The cities of Columbia and West Columbia have landed a $1 million federal grant to study pollution problems at some of the area's prime development sites.
The American Recovery and Re-investment Act grant - federal stimulus money - would help pay the cost of a cleanup study on a particular site for a potential developer.
That saves a would-be buyer the cost of the study and removes any mystery about what - if anything - might be polluting a site. Sometimes, that uncertainty alone keeps buyers away, said Fred Delk, executive director of the Columbia Development Corp.
"We want to determine what the environmental issues are, try to solve those environmental issues and get these properties to the point that some kind of development can occur there," he said. "Private investment - and jobs - will follow this."
The two cities are looking at up to 17 potential sites.
Among West Columbia's priorities are:
- The four-acre former Colite sign plant site on 12th Street, between Jarvis Klapman Boulevard and U.S. 1. City officials would like to see some mix of commercial development and, perhaps, light industrial use at the site, said Donna Smith, West Columbia's economic development director.
- "The Pit," a large tract that runs from State Street to Alexander Road along Meeting Street, near the Congaree River. A plan for a retail-office-hotel development at the site was put on hold when the economy tanked.
Columbia is considering grants for:
- The USC Innovation Center on Assembly Street, near Whaley Street. The large business incubator is being established in an old warehouse by the S.C. Research Authority.
- The Taylor Street garage, at Taylor and Sumter streets.
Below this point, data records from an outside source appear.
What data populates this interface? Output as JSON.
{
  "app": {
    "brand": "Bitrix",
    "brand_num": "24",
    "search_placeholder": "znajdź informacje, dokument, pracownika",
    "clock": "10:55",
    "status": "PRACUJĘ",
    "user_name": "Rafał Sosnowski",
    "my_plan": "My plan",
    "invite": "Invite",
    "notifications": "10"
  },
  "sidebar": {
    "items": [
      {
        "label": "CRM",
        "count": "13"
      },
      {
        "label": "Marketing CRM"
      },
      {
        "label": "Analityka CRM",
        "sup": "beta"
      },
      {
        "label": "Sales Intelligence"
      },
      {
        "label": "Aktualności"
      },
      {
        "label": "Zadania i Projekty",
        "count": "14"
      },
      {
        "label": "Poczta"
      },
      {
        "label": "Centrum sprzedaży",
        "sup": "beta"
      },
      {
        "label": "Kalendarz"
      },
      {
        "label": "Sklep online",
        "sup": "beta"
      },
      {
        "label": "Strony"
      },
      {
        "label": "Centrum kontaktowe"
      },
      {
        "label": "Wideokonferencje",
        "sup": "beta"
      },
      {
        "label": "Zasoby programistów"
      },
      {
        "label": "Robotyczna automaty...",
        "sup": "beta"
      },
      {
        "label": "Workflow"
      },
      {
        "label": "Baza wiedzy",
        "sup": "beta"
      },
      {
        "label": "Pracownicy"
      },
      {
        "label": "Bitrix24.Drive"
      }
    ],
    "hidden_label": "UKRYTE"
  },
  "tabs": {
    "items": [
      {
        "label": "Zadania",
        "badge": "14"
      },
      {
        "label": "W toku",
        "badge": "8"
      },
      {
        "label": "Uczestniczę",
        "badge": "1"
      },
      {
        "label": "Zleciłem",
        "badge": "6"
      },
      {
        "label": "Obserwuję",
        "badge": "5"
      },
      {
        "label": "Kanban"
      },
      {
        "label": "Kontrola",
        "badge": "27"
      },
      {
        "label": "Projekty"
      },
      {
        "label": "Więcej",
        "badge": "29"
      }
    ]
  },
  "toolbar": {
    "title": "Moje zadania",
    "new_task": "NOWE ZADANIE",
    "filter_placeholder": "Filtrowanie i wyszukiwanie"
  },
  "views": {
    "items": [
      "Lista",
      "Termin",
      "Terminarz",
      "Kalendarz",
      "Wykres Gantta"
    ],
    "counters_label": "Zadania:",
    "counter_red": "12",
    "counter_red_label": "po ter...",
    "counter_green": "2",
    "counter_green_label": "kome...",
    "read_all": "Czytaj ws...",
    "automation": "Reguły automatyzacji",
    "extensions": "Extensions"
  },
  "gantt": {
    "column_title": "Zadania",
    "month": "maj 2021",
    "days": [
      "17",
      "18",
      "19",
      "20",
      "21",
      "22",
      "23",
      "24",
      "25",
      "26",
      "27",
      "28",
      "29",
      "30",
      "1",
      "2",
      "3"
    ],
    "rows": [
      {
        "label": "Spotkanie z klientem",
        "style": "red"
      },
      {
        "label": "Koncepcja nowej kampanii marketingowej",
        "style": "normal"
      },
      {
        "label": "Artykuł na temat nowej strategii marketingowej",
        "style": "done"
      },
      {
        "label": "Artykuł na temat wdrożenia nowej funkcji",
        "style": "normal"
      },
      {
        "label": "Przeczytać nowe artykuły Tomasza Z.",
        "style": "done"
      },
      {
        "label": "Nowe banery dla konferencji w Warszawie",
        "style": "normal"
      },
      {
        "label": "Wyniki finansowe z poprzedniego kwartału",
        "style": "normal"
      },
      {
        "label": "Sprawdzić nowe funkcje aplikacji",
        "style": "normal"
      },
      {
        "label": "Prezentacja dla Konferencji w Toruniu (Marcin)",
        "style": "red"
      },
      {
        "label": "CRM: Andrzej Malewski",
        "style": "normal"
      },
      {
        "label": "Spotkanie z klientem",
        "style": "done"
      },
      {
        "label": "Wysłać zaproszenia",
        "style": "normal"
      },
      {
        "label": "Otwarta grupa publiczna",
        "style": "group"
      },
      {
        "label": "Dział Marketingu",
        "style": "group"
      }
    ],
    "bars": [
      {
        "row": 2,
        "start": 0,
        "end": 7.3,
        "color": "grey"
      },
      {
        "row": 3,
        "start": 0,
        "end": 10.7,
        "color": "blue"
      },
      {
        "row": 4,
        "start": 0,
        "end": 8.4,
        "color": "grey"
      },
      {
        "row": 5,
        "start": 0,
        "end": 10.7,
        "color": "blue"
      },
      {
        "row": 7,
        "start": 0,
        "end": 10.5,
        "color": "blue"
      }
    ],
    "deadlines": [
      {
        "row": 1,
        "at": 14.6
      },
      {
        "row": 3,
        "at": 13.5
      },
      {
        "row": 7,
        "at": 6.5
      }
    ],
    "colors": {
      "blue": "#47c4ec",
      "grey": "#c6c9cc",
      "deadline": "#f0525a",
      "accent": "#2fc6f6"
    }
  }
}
The garage is intended to provide much-needed parking for Main Street businesses and to help stem the parking challenges at the Palmetto Center building on Main Street, recently vacated by SCANA.
The federal money would pay for studies of pollution problems, not cleanups, said Brian Kvam, of Columbia's Concurrent Technologies Corp., which is managing the grant for the cities.
"After this, we can go after cleanup funds," said Kvam, whose company also handles similar grants for cities in five other Southeastern states.
The firm is being used because "it's federal money and there is a lot of technical paperwork that we cannot do," Columbia Development's Delk said.
Six Columbia-area firms that specialize in the work will conduct the environmental studies.
"So the stimulus money stays here," Delk said. "The bulk of that money - maybe $750,000 - would go to those local firms."
West Columbia's Smith said only a property owner who did not cause the pollution or a potential buyer can apply for the money, so the 17 or so properties identified so far might not be the ones that finally get the grants.
"If you bought an old gas station and haven't been able to (sell) it because of fear of environmental problems, this could help you," Smith said.
Delk said most of the 17 sites are small, including former gas stations.
This is the third such grant Columbia has received from the Environmental Protection Agency. It was awarded $300,000 in 2000 and $400,000 in 2006.
The latest, $1 million grant was awarded because the two cities joined together as a "coalition" to tap special stimulus money, Delk said.
Previous grants were used to help projects that included:
- The CanalSide residential development on the old CCI prison site
- EdVenture Children's Museum
- The Columbia Supply site on Gervais Street in the Vista
- The Columbia College apartment-and-retail project in Eau Claire
- 701 Whaley, the former Olympia community center once threatened with demolition
Assisted by the $700,000 in federal grants, those projects attracted $64 million in capital investment and created 350 to 400 jobs, Delk said.
"The whole point is to get people to reinvest in these properties," he said.